BMJ 2018; 360 doi: (Published 22 February 2018) Cite this as: BMJ 2018;360:k847

Rapid Response:

Antidepressants are still over prescribed!

I guess I am naturally skeptical. I have read this meta-analysis and its conclusion. Its conclusion is that in major Depressive illness antidepressants seem to work better than placebo by about 50% (the CIs are wide). This is hardly new, and a Cochrane review came to the same conclusion in 2009.[1]

The point is this. The average follow up is only 8-12 weeks, yet we have patients taking these for decades. What is the natural resolution of Depression? Why in this paper is there no mention of NNTs, just odds ratios?

It seems likely to be the same as before at around 9. [1] Therefore the vast majority of people being prescribed antidepressants do not benefit.
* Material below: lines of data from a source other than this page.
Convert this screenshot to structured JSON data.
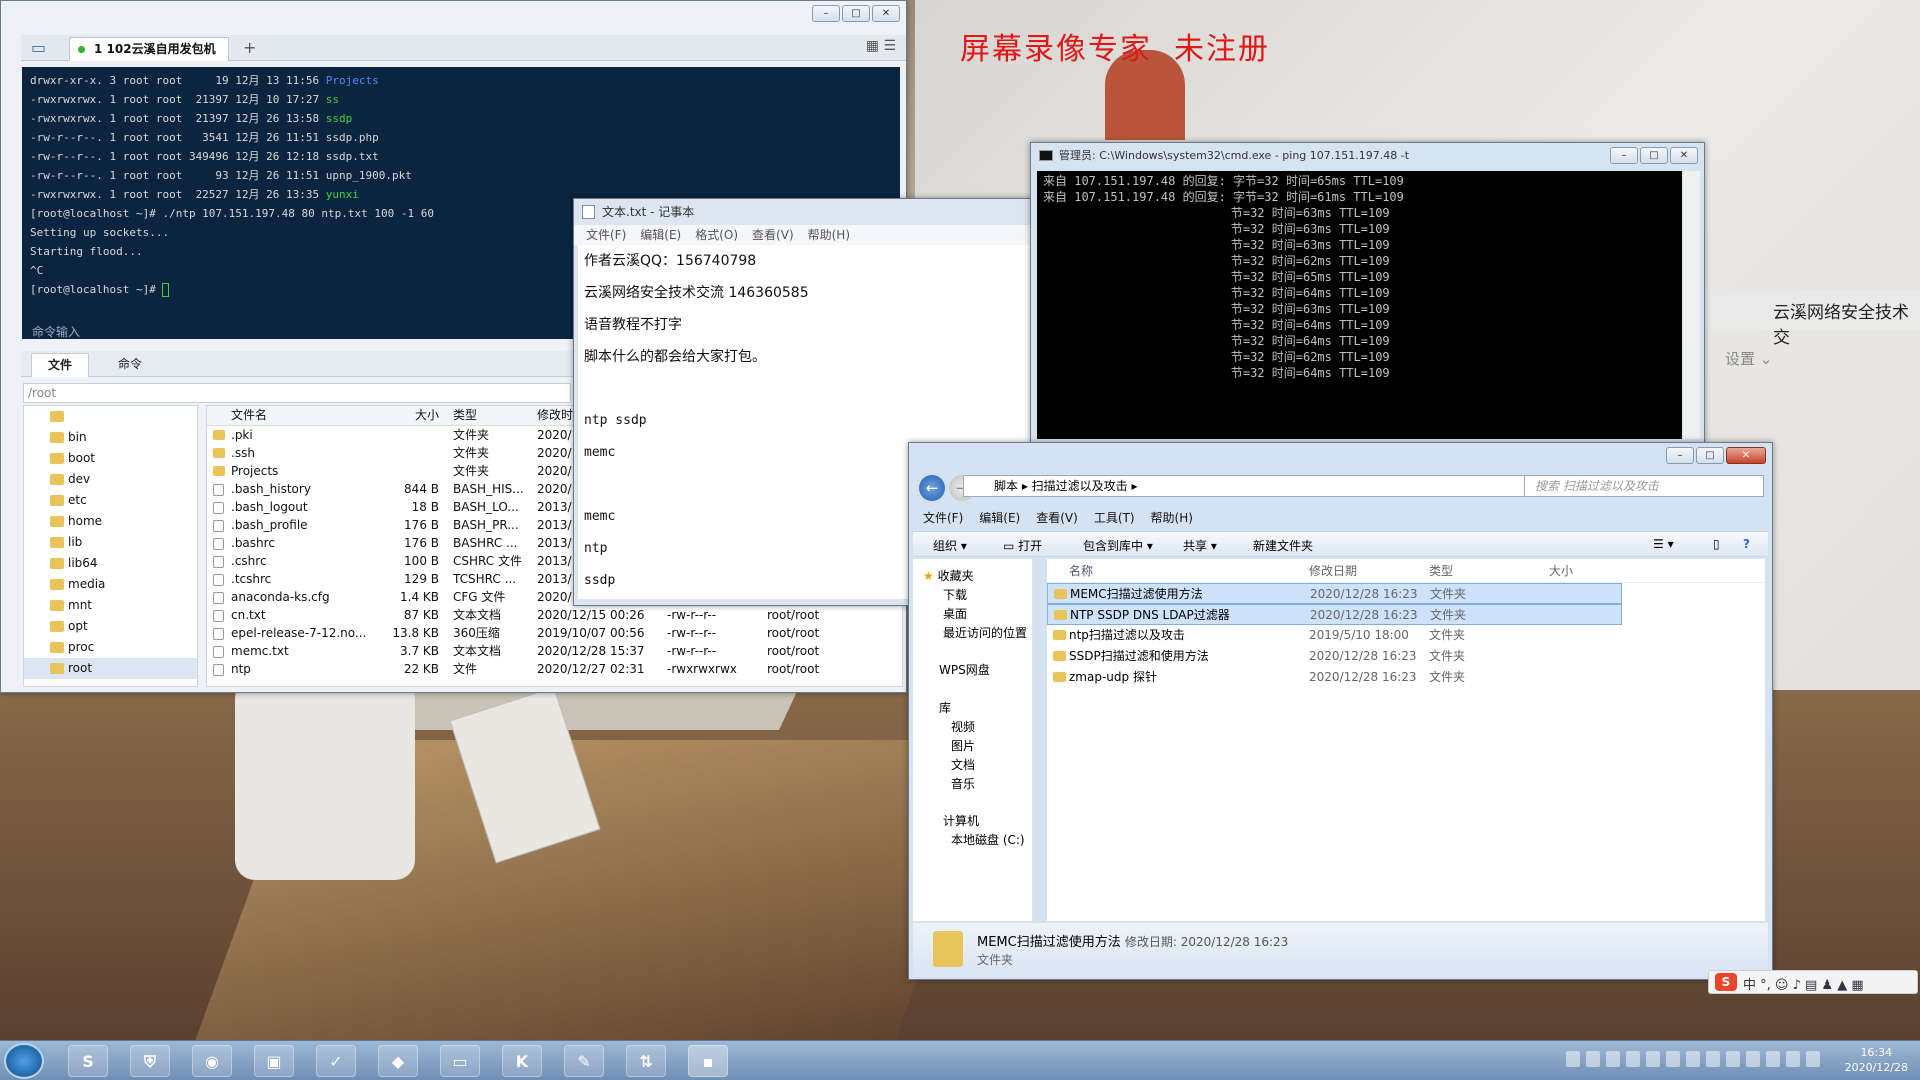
{
  "watermark": {
    "a": "屏幕录像专家",
    "b": "未注册"
  },
  "desktop": {
    "right_text": "云溪网络安全技术交",
    "settings": "设置"
  },
  "ssh": {
    "tab": "1 102云溪自用发包机",
    "terminal": [
      {
        "t": "drwxr-xr-x. 3 root root     19 12月 13 11:56 ",
        "h": "Projects",
        "c": "blue"
      },
      {
        "t": "-rwxrwxrwx. 1 root root  21397 12月 10 17:27 ",
        "h": "ss",
        "c": "green"
      },
      {
        "t": "-rwxrwxrwx. 1 root root  21397 12月 26 13:58 ",
        "h": "ssdp",
        "c": "green"
      },
      {
        "t": "-rw-r--r--. 1 root root   3541 12月 26 11:51 ssdp.php",
        "h": "",
        "c": ""
      },
      {
        "t": "-rw-r--r--. 1 root root 349496 12月 26 12:18 ssdp.txt",
        "h": "",
        "c": ""
      },
      {
        "t": "-rw-r--r--. 1 root root     93 12月 26 11:51 upnp_1900.pkt",
        "h": "",
        "c": ""
      },
      {
        "t": "-rwxrwxrwx. 1 root root  22527 12月 26 13:35 ",
        "h": "yunxi",
        "c": "green"
      },
      {
        "t": "[root@localhost ~]# ./ntp 107.151.197.48 80 ntp.txt 100 -1 60",
        "h": "",
        "c": ""
      },
      {
        "t": "Setting up sockets...",
        "h": "",
        "c": ""
      },
      {
        "t": "Starting flood...",
        "h": "",
        "c": ""
      },
      {
        "t": "^C",
        "h": "",
        "c": ""
      },
      {
        "t": "[root@localhost ~]# ",
        "h": "",
        "c": ""
      }
    ],
    "cmd_input": "命令输入",
    "tab_files": "文件",
    "tab_cmds": "命令",
    "path": "/root",
    "tree": [
      "/",
      "bin",
      "boot",
      "dev",
      "etc",
      "home",
      "lib",
      "lib64",
      "media",
      "mnt",
      "opt",
      "proc",
      "root"
    ],
    "cols": [
      "文件名",
      "大小",
      "类型",
      "修改时间"
    ],
    "files": [
      [
        ".pki",
        "",
        "文件夹",
        "2020/12",
        "",
        " "
      ],
      [
        ".ssh",
        "",
        "文件夹",
        "2020/12",
        "",
        ""
      ],
      [
        "Projects",
        "",
        "文件夹",
        "2020/12",
        "",
        ""
      ],
      [
        ".bash_history",
        "844 B",
        "BASH_HIS...",
        "2020/12",
        "",
        ""
      ],
      [
        ".bash_logout",
        "18 B",
        "BASH_LO...",
        "2013/12",
        "",
        ""
      ],
      [
        ".bash_profile",
        "176 B",
        "BASH_PR...",
        "2013/12",
        "",
        ""
      ],
      [
        ".bashrc",
        "176 B",
        "BASHRC ...",
        "2013/12",
        "",
        ""
      ],
      [
        ".cshrc",
        "100 B",
        "CSHRC 文件",
        "2013/12",
        "",
        ""
      ],
      [
        ".tcshrc",
        "129 B",
        "TCSHRC ...",
        "2013/12",
        "",
        ""
      ],
      [
        "anaconda-ks.cfg",
        "1.4 KB",
        "CFG 文件",
        "2020/12",
        "",
        ""
      ],
      [
        "cn.txt",
        "87 KB",
        "文本文档",
        "2020/12/15 00:26",
        "-rw-r--r--",
        "root/root"
      ],
      [
        "epel-release-7-12.no...",
        "13.8 KB",
        "360压缩",
        "2019/10/07 00:56",
        "-rw-r--r--",
        "root/root"
      ],
      [
        "memc.txt",
        "3.7 KB",
        "文本文档",
        "2020/12/28 15:37",
        "-rw-r--r--",
        "root/root"
      ],
      [
        "ntp",
        "22 KB",
        "文件",
        "2020/12/27 02:31",
        "-rwxrwxrwx",
        "root/root"
      ]
    ]
  },
  "notepad": {
    "title": "文本.txt - 记事本",
    "menu": [
      "文件(F)",
      "编辑(E)",
      "格式(O)",
      "查看(V)",
      "帮助(H)"
    ],
    "lines": [
      "作者云溪QQ：156740798",
      "云溪网络安全技术交流 146360585",
      "语音教程不打字",
      "脚本什么的都会给大家打包。",
      "",
      "ntp ssdp",
      "memc",
      "",
      "memc",
      "ntp",
      "ssdp"
    ]
  },
  "cmd": {
    "title": "管理员: C:\\Windows\\system32\\cmd.exe - ping  107.151.197.48 -t",
    "lines": [
      "来自 107.151.197.48 的回复: 字节=32 时间=65ms TTL=109",
      "来自 107.151.197.48 的回复: 字节=32 时间=61ms TTL=109",
      "                          节=32 时间=63ms TTL=109",
      "                          节=32 时间=63ms TTL=109",
      "                          节=32 时间=63ms TTL=109",
      "                          节=32 时间=62ms TTL=109",
      "                          节=32 时间=65ms TTL=109",
      "                          节=32 时间=64ms TTL=109",
      "                          节=32 时间=63ms TTL=109",
      "                          节=32 时间=64ms TTL=109",
      "                          节=32 时间=64ms TTL=109",
      "                          节=32 时间=62ms TTL=109",
      "                          节=32 时间=64ms TTL=109"
    ]
  },
  "explorer": {
    "crumbs": "脚本  ▸  扫描过滤以及攻击  ▸",
    "search": "搜索 扫描过滤以及攻击",
    "menu": [
      "文件(F)",
      "编辑(E)",
      "查看(V)",
      "工具(T)",
      "帮助(H)"
    ],
    "toolbar": {
      "org": "组织 ▾",
      "open": "打开",
      "lib": "包含到库中 ▾",
      "share": "共享 ▾",
      "newfolder": "新建文件夹"
    },
    "nav": {
      "fav": "收藏夹",
      "dl": "下载",
      "desk": "桌面",
      "recent": "最近访问的位置",
      "wps": "WPS网盘",
      "lib": "库",
      "video": "视频",
      "pic": "图片",
      "doc": "文档",
      "music": "音乐",
      "pc": "计算机",
      "c": "本地磁盘 (C:)"
    },
    "cols": [
      "名称",
      "修改日期",
      "类型",
      "大小"
    ],
    "rows": [
      [
        "MEMC扫描过滤使用方法",
        "2020/12/28 16:23",
        "文件夹"
      ],
      [
        "NTP SSDP DNS LDAP过滤器",
        "2020/12/28 16:23",
        "文件夹"
      ],
      [
        "ntp扫描过滤以及攻击",
        "2019/5/10 18:00",
        "文件夹"
      ],
      [
        "SSDP扫描过滤和使用方法",
        "2020/12/28 16:23",
        "文件夹"
      ],
      [
        "zmap-udp 探针",
        "2020/12/28 16:23",
        "文件夹"
      ]
    ],
    "details": {
      "name": "MEMC扫描过滤使用方法",
      "date_label": "修改日期: 2020/12/28 16:23",
      "type": "文件夹"
    }
  },
  "clock": {
    "time": "16:34",
    "date": "2020/12/28"
  }
}
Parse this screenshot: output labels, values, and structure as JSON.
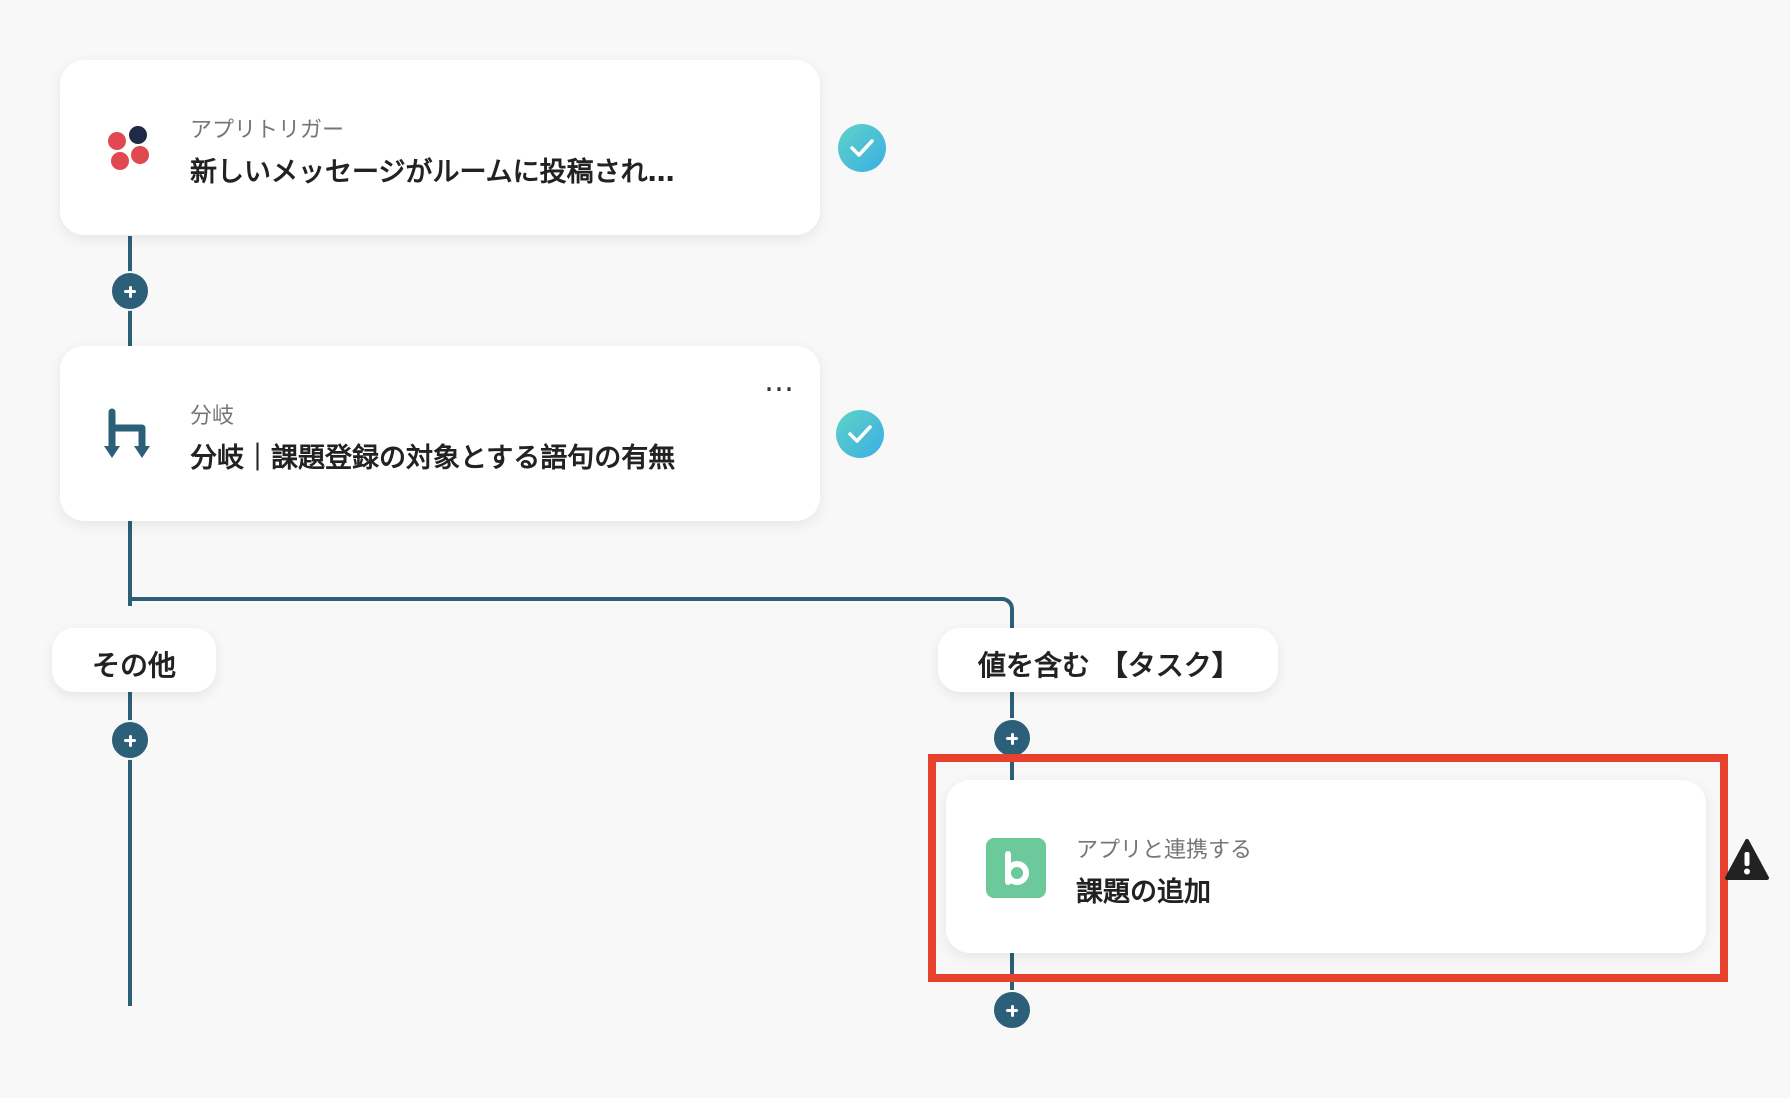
{
  "colors": {
    "background": "#f8f8f8",
    "connector": "#2c5f78",
    "check_start": "#5fd3c6",
    "check_end": "#3aaee3",
    "highlight": "#e8412e",
    "backlog_green": "#6cc99c",
    "chatwork_red": "#e04950",
    "chatwork_dark": "#1f2a44"
  },
  "flow": {
    "trigger": {
      "subtitle": "アプリトリガー",
      "title": "新しいメッセージがルームに投稿され…",
      "icon": "chatwork-logo-icon",
      "status": "complete"
    },
    "branch": {
      "subtitle": "分岐",
      "title": "分岐｜課題登録の対象とする語句の有無",
      "icon": "branch-icon",
      "menu": "…",
      "status": "complete"
    },
    "branches": {
      "else_label": "その他",
      "match_label": "値を含む 【タスク】"
    },
    "action": {
      "subtitle": "アプリと連携する",
      "title": "課題の追加",
      "icon": "backlog-logo-icon",
      "status": "warning",
      "highlighted": true
    }
  }
}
Also this is major depressive illness not typical of primary care. But medication will be prescribed in less severe cases without good evidence of benefit. Talk based treatments work better and should be first line. The problems linked to antidepressants are much higher than are reported. [2] Where is the research on long term data of efficacy and safety of antidepressants?

The suggestion from the authors that we should prescribe more antidepressants is simply wrong and not supported by the evidence.

[1] Arroll B, Elley CR, Fishman T, et al. (2009) Antidepressants versus placebo for depression in primary care. Cochrane Database Syst Rev (3):CD007954.

Competing interests: No competing interests

22 February 2018
Des Spence
General Practice
Maryhill , Glasgow